What you have to do: Look through the records below and say how many lines include "header". Give only that number.

Supplied data:
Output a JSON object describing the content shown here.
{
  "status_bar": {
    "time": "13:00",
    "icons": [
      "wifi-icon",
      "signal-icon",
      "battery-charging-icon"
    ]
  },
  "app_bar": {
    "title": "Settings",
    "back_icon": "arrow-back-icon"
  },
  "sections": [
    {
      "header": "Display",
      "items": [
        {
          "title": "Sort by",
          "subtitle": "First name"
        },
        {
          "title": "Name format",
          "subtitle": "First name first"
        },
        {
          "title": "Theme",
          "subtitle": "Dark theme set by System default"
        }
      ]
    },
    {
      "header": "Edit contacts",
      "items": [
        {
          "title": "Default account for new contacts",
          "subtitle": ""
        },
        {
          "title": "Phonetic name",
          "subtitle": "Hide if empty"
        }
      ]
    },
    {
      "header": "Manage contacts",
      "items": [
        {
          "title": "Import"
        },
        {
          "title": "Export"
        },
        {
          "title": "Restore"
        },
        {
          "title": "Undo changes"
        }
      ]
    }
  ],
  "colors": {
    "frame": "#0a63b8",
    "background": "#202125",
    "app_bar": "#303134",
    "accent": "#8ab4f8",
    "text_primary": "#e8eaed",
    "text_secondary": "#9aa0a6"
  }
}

Finished task: 3